Draft Your Position Statement
For all practical purposes, it's useful to view a position statement as a "work-in-progress," a statement that evolves or emerges as your research progresses. It's not necessary that you begin with an ironclad position. A vague idea will do.
As you learn more about your selected-or assigned-issue, you may find your stance changing. Keep an open mind in this regard: It will help you clarify and focus your final position on a narrow and arguable point. Following are some useful tips that will help you in the process.
Don't bore yourself. Choose a topic around which there are issues that interest you and don't worry about defining your position. A good topic is one that arouses passion in others as well as yourself. Consult your course notes and make a list of ideas that appear to have the most potential by answering a few simple questions:
- What questions did your instructor ask the class to think about?
- What topics sparked the most spirited class discussion?
- What question created the greatest disagreement; the most heated debate?
- What topics or questions divide the local, national or global community?

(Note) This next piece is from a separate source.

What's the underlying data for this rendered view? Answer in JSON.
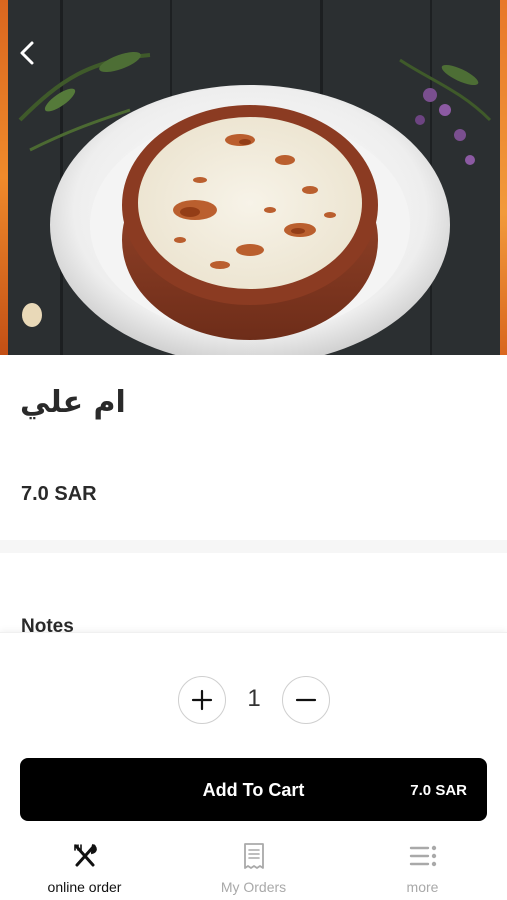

Do some broad preliminary research on your selected topic. Ask your instructor, as well as others in your field of study, for information and guidance. To grasp the complexities and nuances of the issues at hand, select a group of books and articles that approach your topic from different angles and study up on them.
Note your reactions and opinions as they occur and develop or mature. In particular, you will want to note when previously held opinions change as a result of knowledge and insight gained from recent readings or discussion. Hone in on those opinions about which your feel the strongest or interest you the most.
Begin drafting a preliminary statement. Keep in mind that your position must be arguable. When shaping it consider the following questions:
- Is there an ongoing debate regarding the issue? If not, it may be that a consensus of opinion has already been reached. The absence of debate indicates that either 1) there is nothing about which to argue, or 2) the issue is brand new and ripe for argument.
- Has the issue been exhaustively debated? If so, the sides may be so polarized that further argument is pointless. The absence of a consensus of opinion indicates that all positions, both for and against, have been thoroughly argued and there remains nothing substantially new to add.
- Is there something new to add to the debate? If so, for whom; for what audience? Often, a new take on an old issue, arrived at by focusing tightly on one aspect, will rekindle interest in the debate and advance your position.
- Is there a brand new issue ripe for argument? Be on the lookout. New stuff happens all the time. Like ships at sea, new issues pop over the horizon every day. First a grey smudge in the academic fog, and then, one day, a sharp outline closing in on the harbor. The first spyglass to pick the smudge out of the fog gets the gold-first pick among the arguable positions.
Finally, the best advice is to be constantly aware of the arguments you wish not to address and continually refine your preliminary statement so as to exclude having to argue them. In other words, as you move toward completing your research, close and bolt all the doors you don't want the opposition stumbling through.